Soos (Greek: Σόος) was a fictional king of Sparta, created in the 4th century BC in order to harmonise the list of the two Spartan dynasties. Various deeds were also attached to his reign, dated by ancient authors to the 11th century BC.


Soos is supposed to be the son of Procles, the alleged founder of the Eurypontid dynasty, one of the two royal family in Sparta (the other being the Agiads). However, modern historians consider that he was invented during the 4th century BC. Soos is absent from the lists of kings given by Herodotus, who wrote in the 5th century. He makes his first appearance in Plato's dialogue Cratylus, but he is only described there as a nobleman, not a king.[1][2] A bit later, the historian Ephorus implicitly recognized him as king by referring to Lycurgus as the sixth Eurypontid in line from Procles, which is only possible if Soos is counted as king.[3] The main reason for his addition was the need to synchronize the reigns of the Eurypontid Theopompus and the Agiad Polydorus—who were thought to have reigned together—as the Agiads counted one more king before Polydorus; so, by crafting Soos, the two king lists became symmetrical, and Theopompus' reign could be pushed later.[4]

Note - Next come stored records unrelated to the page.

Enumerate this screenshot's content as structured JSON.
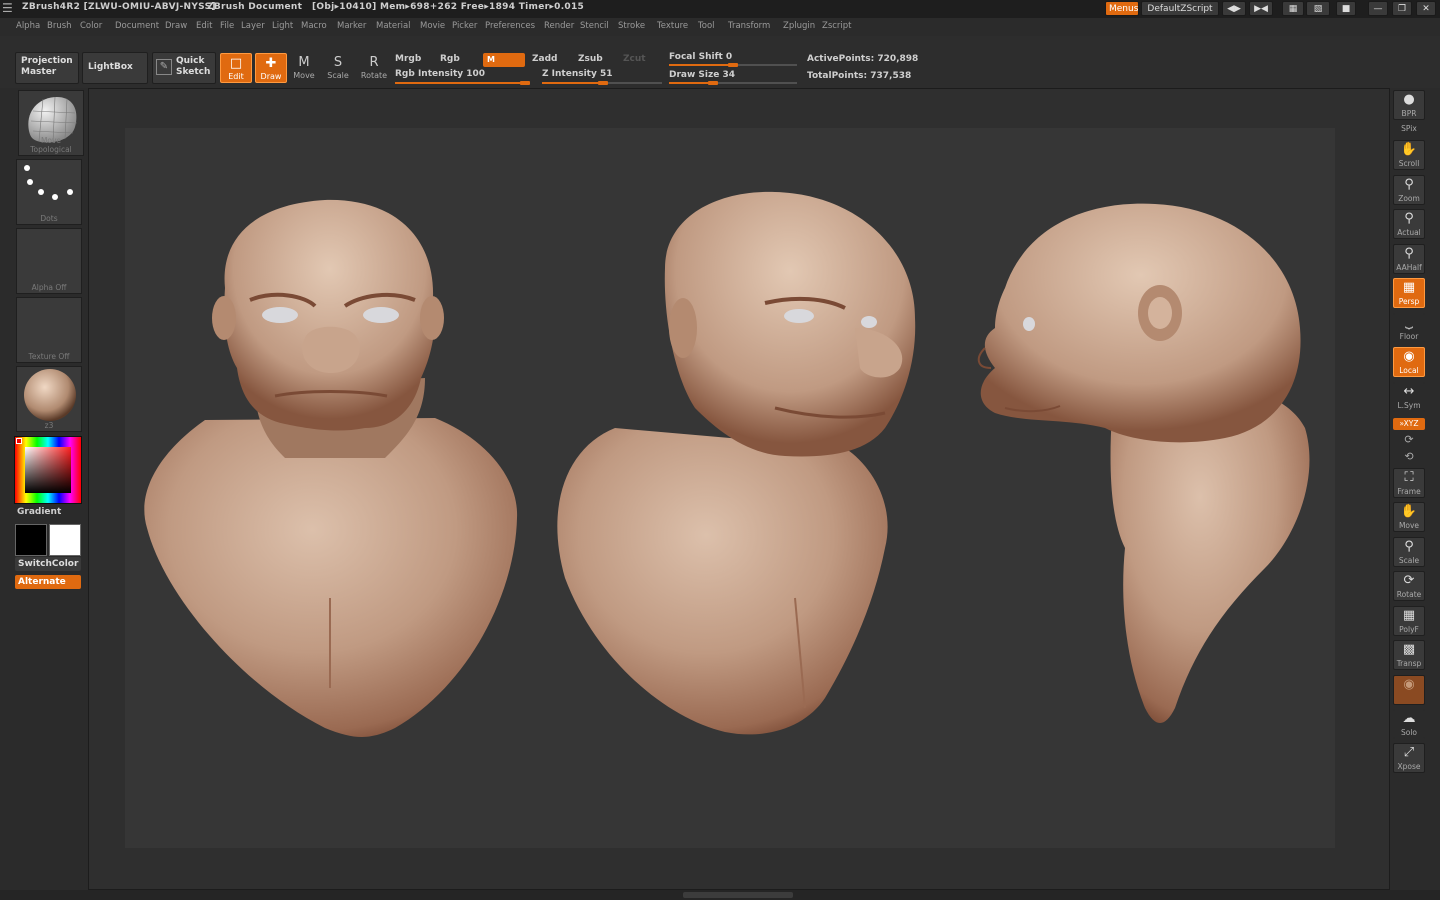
{
  "titlebar": {
    "app": "ZBrush4R2 [ZLWU-OMIU-ABVJ-NYSS]",
    "document": "ZBrush Document",
    "stats": "[Obj▸10410] Mem▸698+262  Free▸1894  Timer▸0.015",
    "menus_button": "Menus",
    "script_button": "DefaultZScript"
  },
  "menus": [
    "Alpha",
    "Brush",
    "Color",
    "Document",
    "Draw",
    "Edit",
    "File",
    "Layer",
    "Light",
    "Macro",
    "Marker",
    "Material",
    "Movie",
    "Picker",
    "Preferences",
    "Render",
    "Stencil",
    "Stroke",
    "Texture",
    "Tool",
    "Transform",
    "Zplugin",
    "Zscript"
  ],
  "toolbar": {
    "projection_master": "Projection Master",
    "lightbox": "LightBox",
    "quick_sketch": "Quick Sketch",
    "edit": "Edit",
    "draw": "Draw",
    "move": "Move",
    "scale": "Scale",
    "rotate": "Rotate",
    "mrgb": "Mrgb",
    "rgb": "Rgb",
    "m": "M",
    "zadd": "Zadd",
    "zsub": "Zsub",
    "zcut": "Zcut",
    "rgb_intensity": "Rgb Intensity 100",
    "rgb_intensity_value": 1.0,
    "z_intensity": "Z Intensity 51",
    "z_intensity_value": 0.51,
    "focal_shift": "Focal Shift 0",
    "focal_shift_value": 0.5,
    "draw_size": "Draw Size 34",
    "draw_size_value": 0.34,
    "active_points": "ActivePoints: 720,898",
    "total_points": "TotalPoints: 737,538"
  },
  "left": {
    "brush_caption": "Move Topological",
    "stroke_caption": "Dots",
    "alpha_caption": "Alpha Off",
    "texture_caption": "Texture Off",
    "material_caption": "z3",
    "gradient": "Gradient",
    "switch_color": "SwitchColor",
    "alternate": "Alternate"
  },
  "right": {
    "bpr": "BPR",
    "spix": "SPix",
    "scroll": "Scroll",
    "zoom": "Zoom",
    "actual": "Actual",
    "aahalf": "AAHalf",
    "persp": "Persp",
    "floor": "Floor",
    "local": "Local",
    "lsym": "L.Sym",
    "xyz": "»XYZ",
    "frame": "Frame",
    "move": "Move",
    "scale": "Scale",
    "rotate": "Rotate",
    "polyf": "PolyF",
    "transp": "Transp",
    "solo": "Solo",
    "xpose": "Xpose"
  },
  "colors": {
    "accent": "#e06a10",
    "skin_light": "#d9b9a3",
    "skin_mid": "#b98f77",
    "skin_dark": "#7a4a35"
  }
}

According to Pausanias, Soos was the son of Procles and father of Eurypon.[5] His name means "stability", a key concept for Spartan identity—such personifications of concepts are typical of orally transmitted lists.[6] During his supposed rule, Spartans took away the freedom of the helots, and claimed some territories of Arcadia.[citation needed]

Plutarch wrote of a time that the Clitorians encircled the Spartans, preventing their access to water sources. Soos made an agreement that he would return the lands he had conquered to them if him and all his men would be allowed water to drink. He then promised the kingdom whichever of his soldiers would refuse to drink. Every one of them drank except Soos himself, who only splashed his face with the water, so he refused to keep the agreement with the Clitorians.[7]


  1. ^ Plato, Cratylus, 412b.
  2. ^ Kõiv, "The Origins", p. 252.
  3. ^ Kõiv, "The Origins", p. 244 (note 62).
  4. ^ Kõiv, "The Origins", p. 244.
  5. ^ Pausanias. Hellenica III 7, 1; Plutarch. Lycurgus 1
  6. ^ "Spartans, a new history", Nigel Kennell, 2010, p. 94
  7. ^ Plutarch. Aphorisms of Spartans 66


Preceded byProcles King of Sparta of Eurypontid dynasty 9th century BCE Succeeded byEurypon